This originally appeared on the Feed the Future blog.
When I first got the idea back in 2008 that the women farmers like myself in central Senegal should join together to help one another succeed, I never would have guessed that five years later I would be sharing that story of success with the president of the United States.
On June 28, I found myself before President Barack Obama himself, explaining to him how bringing my producers’ network together with others in the Kaolack region and receiving assistance from a USAID project, part of the Feed the Future initiative helped us help each other, leading to the formation of a federation of some 3,000 producers who last year produced and sold 13,000 tons of corn on 5,000 hectares of land to feed our families and plan for next season.
In our conversation, President Obama explained my story back to make sure he understood: “So you’ve got all these small farmers, and they all came together to better compete with big agribusiness.”
“That’s right,” I told him. “We created a network in the villages and each network worked together as the Saloum Federation of Corn Producers.”
I explained that our larger numbers afforded us better access to credit, with which our federation was able to access modern farm equipment, like the 12 tractors we have today. I pointed to a picture of the tractors on the display at the agricultural technology marketplace prepared for the president, and he asked me if I could drive a tractor myself.
“No, but I want to learn,” I said, knowing he was teasing me. But I really am going to learn.
To meet President Obama was wonderful. He seemed very happy to hear how a U.S. Government project was helping me and the members of our network. He was also very happy to hear that we now have enough good-quality, locally-grown corn for our own consumption and enough left over to sell, and that we are improving the quality of our seeds and equipment for the next growing season.
We want to make all producers in south-central Senegal aware of how we are producing quality corn so that we can be competitive with imports, find business opportunities, and sell our products at good prices.
Going back to before I had ever heard of USAID or Feed the Future, I was planting two hectares of maize a year. With USAID’s support, Feed the Future helped my little group access seasonal bank credit, with which we bought more seed and fertilizer than ever previously possible.
A year later, I planted 13 hectares and my income tripled. The 2011 harvest was a bad one, with a severe drought hitting our region hard. But the quality of the new seed was so good that despite the lack of rain, I still managed to increase my yield to 15 tons and earn close to $5,000 that year.
That money helped the federation qualify for a loan big enough to buy a brand-new tractor worth $35,000. The tractor has helped us prepare more than 350 hectares of land in our area. In 2012, my own cultivation grew to 18 hectares, including three hectares in new high-yielding hybrid varieties.
All this time our network was growing. In 2012, I was elected president of the new federation, which by then had 2,500 members. Now we can negotiate directly with banks, agro-dealers and buyers from the animal feed industry and today can speak for more than 3,000 corn farmers, both women and men, with the Senegalese government and the private sector with which we deal each day. This last season we produced nearly 4,500 tons, 3,000 of which was sold for a profit that will help us increase our yields still more next year.

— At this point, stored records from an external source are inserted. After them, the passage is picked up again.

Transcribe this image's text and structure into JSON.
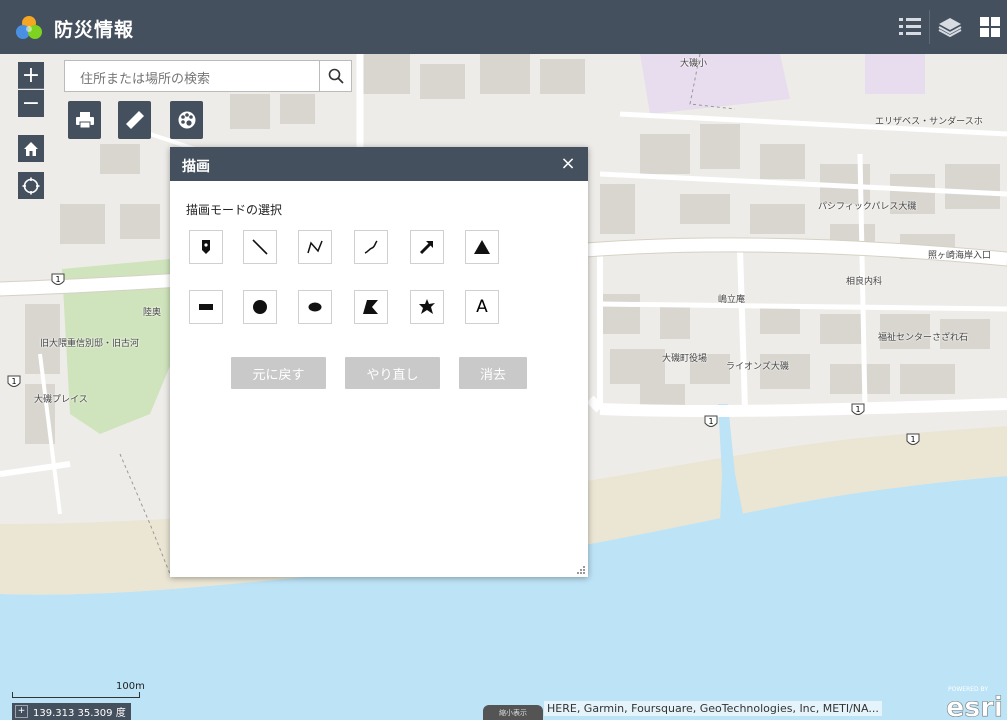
{
  "app": {
    "title": "防災情報",
    "icons": {
      "logo": "app-logo-icon",
      "legend": "legend-list-icon",
      "layers": "layers-stack-icon",
      "apps": "app-grid-icon"
    }
  },
  "map_controls": {
    "zoom_in_label": "+",
    "zoom_out_label": "−",
    "icons": {
      "home": "home-icon",
      "locate": "locate-icon"
    }
  },
  "search": {
    "placeholder": "住所または場所の検索",
    "icon": "search-icon"
  },
  "toolbar": {
    "icons": {
      "print": "printer-icon",
      "measure": "ruler-icon",
      "draw": "draw-palette-icon"
    }
  },
  "draw_panel": {
    "title": "描画",
    "close_label": "×",
    "mode_label": "描画モードの選択",
    "modes_row1": [
      {
        "name": "point",
        "icon": "point-marker-icon"
      },
      {
        "name": "line",
        "icon": "line-icon"
      },
      {
        "name": "polyline",
        "icon": "polyline-icon"
      },
      {
        "name": "freehand-polyline",
        "icon": "freehand-line-icon"
      },
      {
        "name": "arrow",
        "icon": "arrow-icon"
      },
      {
        "name": "triangle",
        "icon": "triangle-icon"
      }
    ],
    "modes_row2": [
      {
        "name": "rectangle",
        "icon": "rectangle-icon"
      },
      {
        "name": "circle",
        "icon": "circle-icon"
      },
      {
        "name": "ellipse",
        "icon": "ellipse-icon"
      },
      {
        "name": "polygon",
        "icon": "polygon-icon"
      },
      {
        "name": "freehand-polygon",
        "icon": "freehand-polygon-icon"
      },
      {
        "name": "text",
        "icon": "text-icon",
        "glyph": "A"
      }
    ],
    "undo_label": "元に戻す",
    "redo_label": "やり直し",
    "clear_label": "消去"
  },
  "map": {
    "labels": [
      "大磯小",
      "エリザベス・サンダースホ",
      "パシフィックパレス大磯",
      "照ヶ崎海岸入口",
      "相良内科",
      "嶋立庵",
      "福祉センターさざれ石",
      "大磯町役場",
      "ライオンズ大磯",
      "陸奥",
      "旧大隈重信別邸・旧古河",
      "大磯プレイス"
    ],
    "route_shields": [
      "1",
      "1",
      "1",
      "1",
      "1"
    ],
    "colors": {
      "water": "#bde3f6",
      "beach": "#ebe5d4",
      "park": "#cfe4bc",
      "school": "#e8dcef",
      "header": "#45505f"
    }
  },
  "status": {
    "scale_label": "100m",
    "coordinates": "139.313 35.309 度",
    "attribution_zoom": "縮小表示",
    "attribution": "HERE, Garmin, Foursquare, GeoTechnologies, Inc, METI/NA...",
    "esri_powered": "POWERED BY",
    "esri_logo": "esri"
  }
}
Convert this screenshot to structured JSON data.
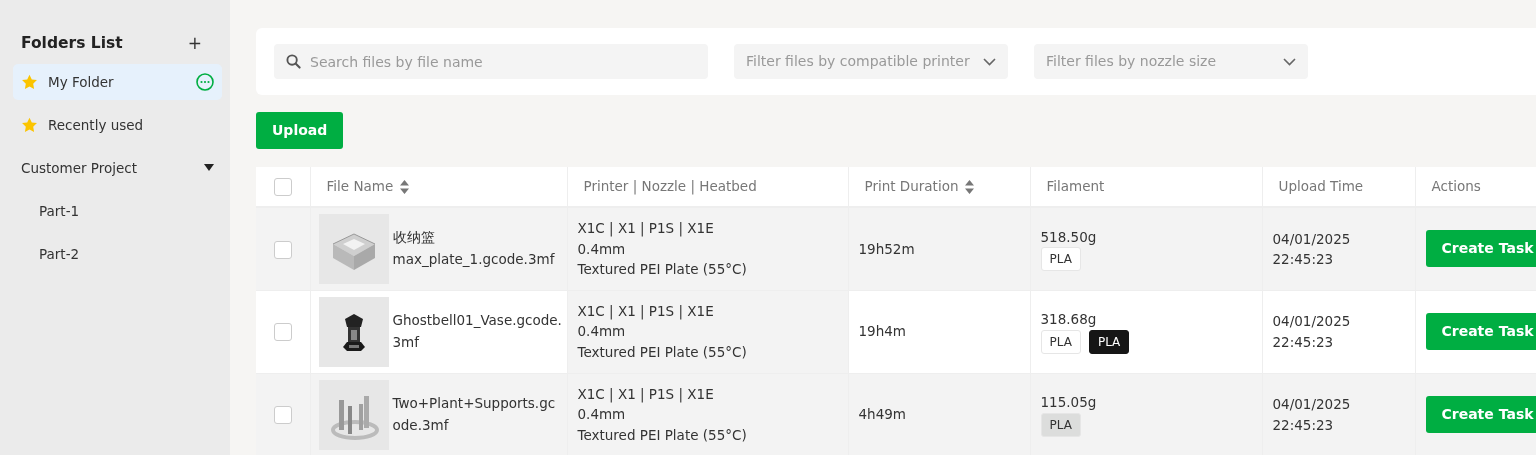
{
  "sidebar": {
    "title": "Folders List",
    "add_icon": "+",
    "items": [
      {
        "label": "My Folder",
        "kind": "starred",
        "selected": true
      },
      {
        "label": "Recently used",
        "kind": "starred",
        "selected": false
      },
      {
        "label": "Customer Project",
        "kind": "group",
        "selected": false,
        "expanded": true,
        "children": [
          {
            "label": "Part-1",
            "kind": "child",
            "selected": false
          },
          {
            "label": "Part-2",
            "kind": "child",
            "selected": false
          }
        ]
      }
    ]
  },
  "filters": {
    "search": {
      "placeholder": "Search files by file name"
    },
    "printer": {
      "placeholder": "Filter files by compatible printer"
    },
    "nozzle": {
      "placeholder": "Filter files by nozzle size"
    }
  },
  "upload_button": "Upload",
  "table": {
    "select_all_checked": false,
    "columns": [
      {
        "label": "File Name",
        "sortable": true
      },
      {
        "label": "Printer | Nozzle | Heatbed",
        "sortable": false
      },
      {
        "label": "Print Duration",
        "sortable": true
      },
      {
        "label": "Filament",
        "sortable": false
      },
      {
        "label": "Upload Time",
        "sortable": false
      },
      {
        "label": "Actions",
        "sortable": false
      }
    ],
    "rows": [
      {
        "checked": false,
        "thumbnail": {
          "kind": "picture"
        },
        "file_name": "收纳篮\nmax_plate_1.gcode.3mf",
        "printers": "X1C | X1 | P1S | X1E",
        "nozzle": "0.4mm",
        "heatbed": "Textured PEI Plate (55°C)",
        "duration": "19h52m",
        "weight": "518.50g",
        "filaments": [
          {
            "label": "PLA",
            "color": "#ffffff"
          }
        ],
        "date": "04/01/2025",
        "time": "22:45:23",
        "action": "Create Task"
      },
      {
        "checked": false,
        "thumbnail": {
          "kind": "picture"
        },
        "file_name": "Ghostbell01_Vase.gcode.\n3mf",
        "printers": "X1C | X1 | P1S | X1E",
        "nozzle": "0.4mm",
        "heatbed": "Textured PEI Plate (55°C)",
        "duration": "19h4m",
        "weight": "318.68g",
        "filaments": [
          {
            "label": "PLA",
            "color": "#ffffff"
          },
          {
            "label": "PLA",
            "color": "#161616"
          }
        ],
        "date": "04/01/2025",
        "time": "22:45:23",
        "action": "Create Task"
      },
      {
        "checked": false,
        "thumbnail": {
          "kind": "picture"
        },
        "file_name": "Two+Plant+Supports.gc\node.3mf",
        "printers": "X1C | X1 | P1S | X1E",
        "nozzle": "0.4mm",
        "heatbed": "Textured PEI Plate (55°C)",
        "duration": "4h49m",
        "weight": "115.05g",
        "filaments": [
          {
            "label": "PLA",
            "color": "#dcdddc"
          }
        ],
        "date": "04/01/2025",
        "time": "22:45:23",
        "action": "Create Task"
      }
    ]
  }
}
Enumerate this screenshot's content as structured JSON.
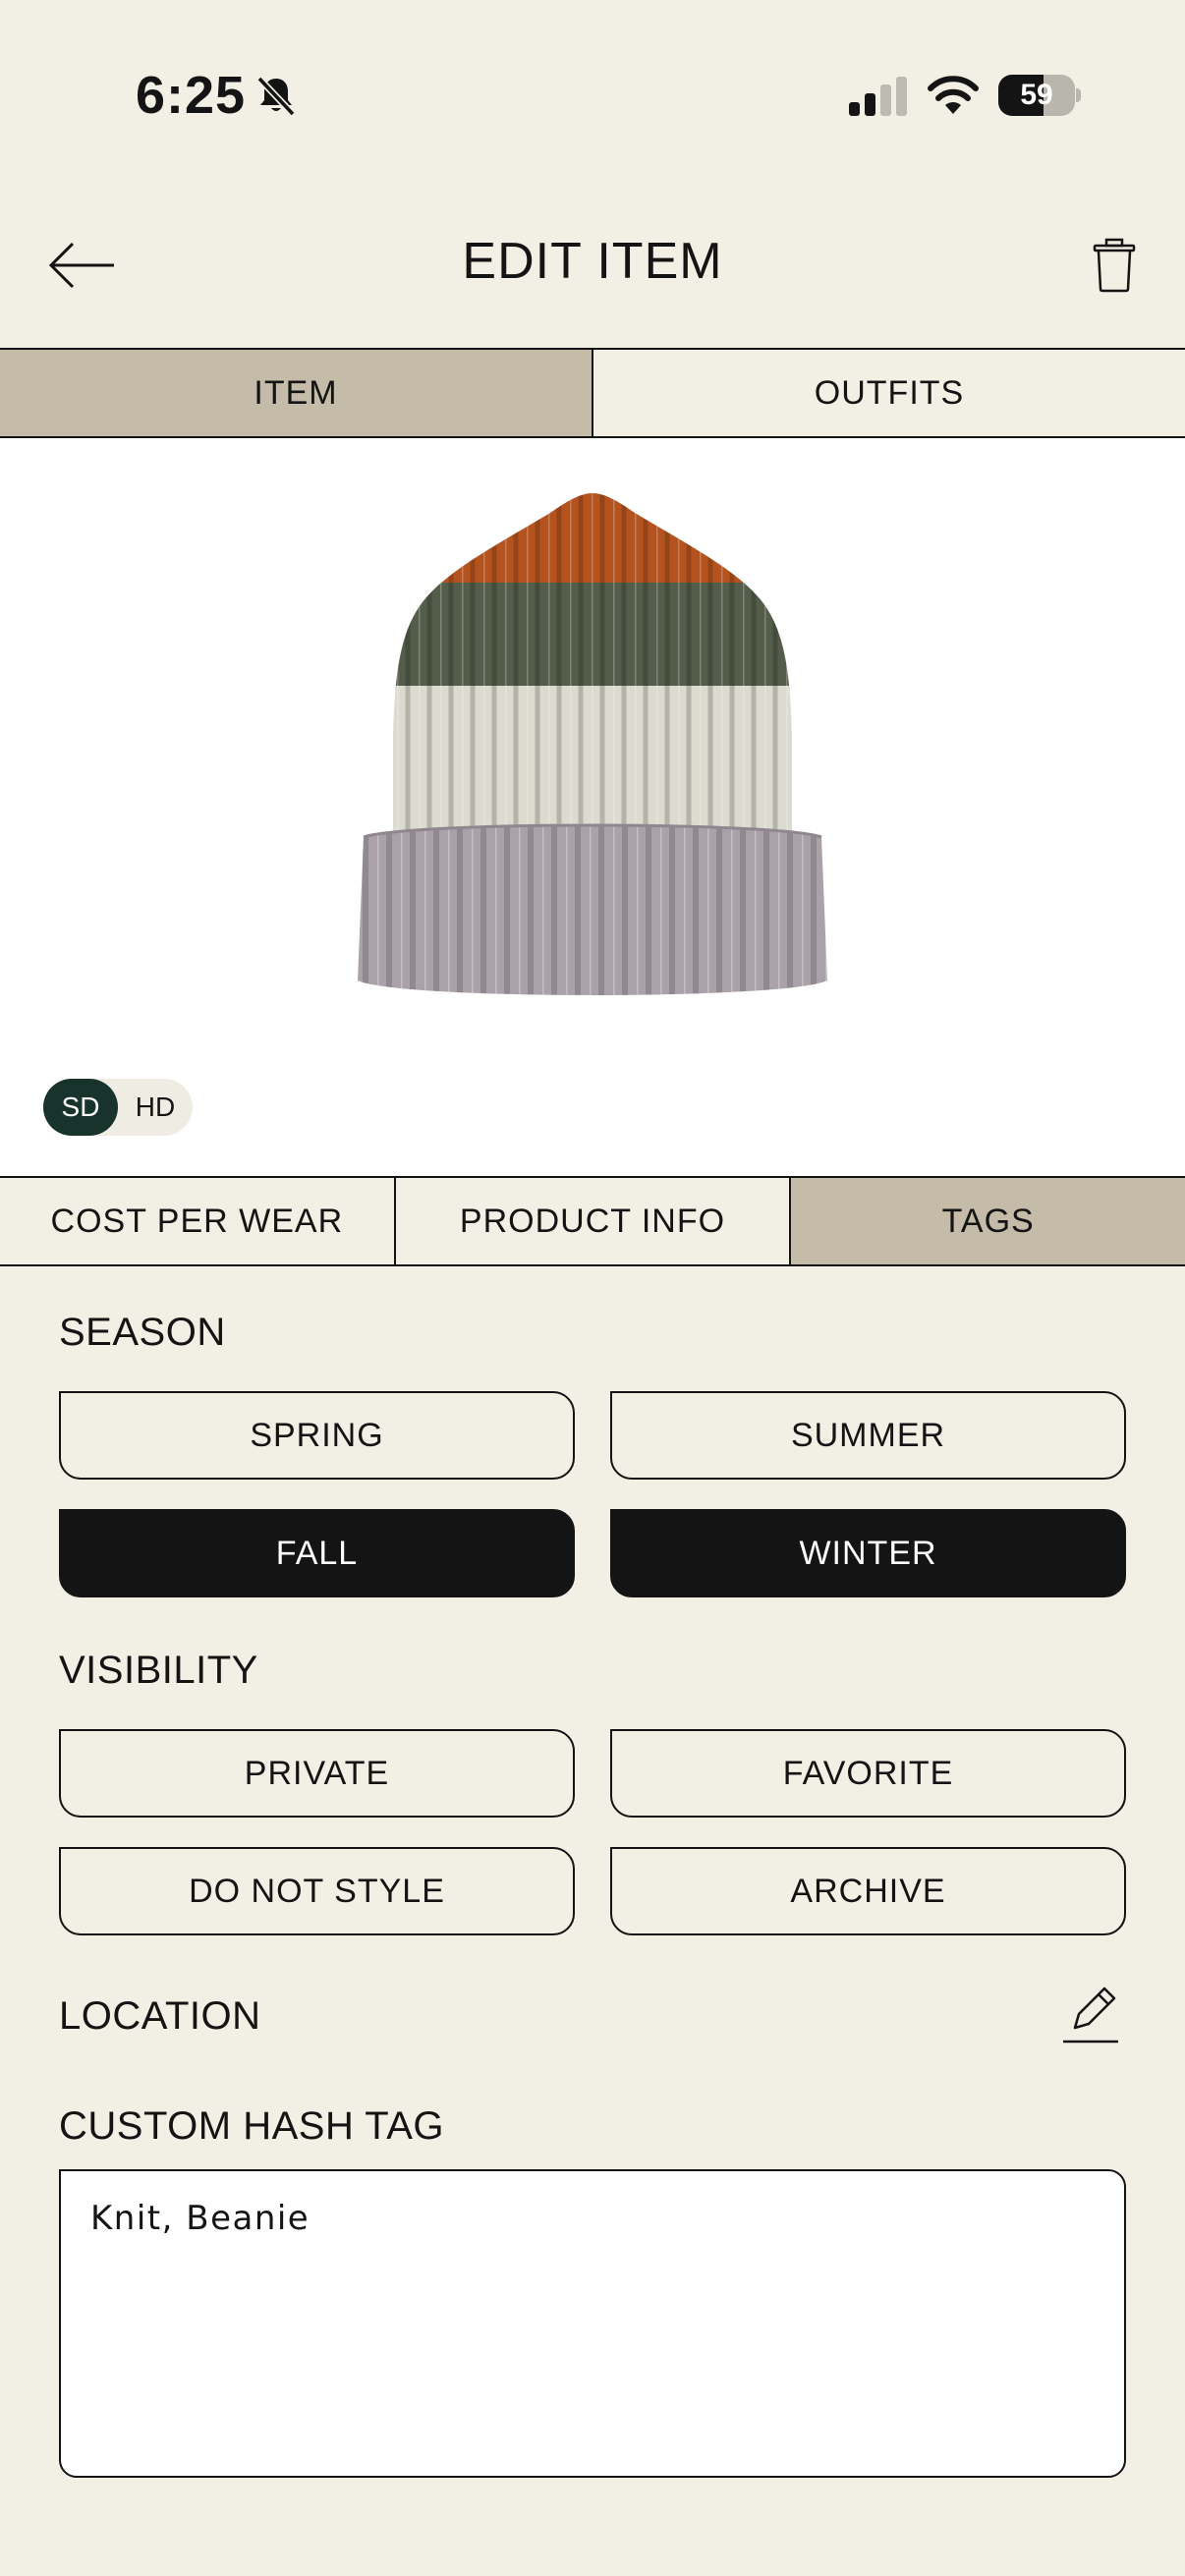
{
  "status_bar": {
    "time": "6:25",
    "battery_level": "59",
    "battery_fraction": 0.59,
    "icons": [
      "bell-slash-icon",
      "cellular-signal-icon",
      "wifi-icon",
      "battery-icon"
    ]
  },
  "header": {
    "title": "EDIT ITEM",
    "back_icon": "arrow-left-icon",
    "delete_icon": "trash-icon"
  },
  "main_tabs": [
    {
      "label": "ITEM",
      "active": true
    },
    {
      "label": "OUTFITS",
      "active": false
    }
  ],
  "image_quality": {
    "options": [
      "SD",
      "HD"
    ],
    "selected": "SD"
  },
  "sub_tabs": [
    {
      "label": "COST PER WEAR",
      "active": false
    },
    {
      "label": "PRODUCT INFO",
      "active": false
    },
    {
      "label": "TAGS",
      "active": true
    }
  ],
  "season": {
    "label": "SEASON",
    "options": [
      {
        "label": "SPRING",
        "selected": false
      },
      {
        "label": "SUMMER",
        "selected": false
      },
      {
        "label": "FALL",
        "selected": true
      },
      {
        "label": "WINTER",
        "selected": true
      }
    ]
  },
  "visibility": {
    "label": "VISIBILITY",
    "options": [
      {
        "label": "PRIVATE",
        "selected": false
      },
      {
        "label": "FAVORITE",
        "selected": false
      },
      {
        "label": "DO NOT STYLE",
        "selected": false
      },
      {
        "label": "ARCHIVE",
        "selected": false
      }
    ]
  },
  "location": {
    "label": "LOCATION",
    "edit_icon": "pencil-icon"
  },
  "custom_hash_tag": {
    "label": "CUSTOM HASH TAG",
    "value": "Knit, Beanie"
  },
  "colors": {
    "background": "#f2efe4",
    "active_tab": "#c4bca8",
    "selected_pill": "#141414",
    "sd_toggle": "#17332c"
  }
}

Like the corn we cultivate, I feel the success of our federation can grow as high as our dreams. For a simple farmer from rural Senegal, to be successful enough to meet the American president shows that big dreams can come true after all.
(Translated from French by Zack Taylor)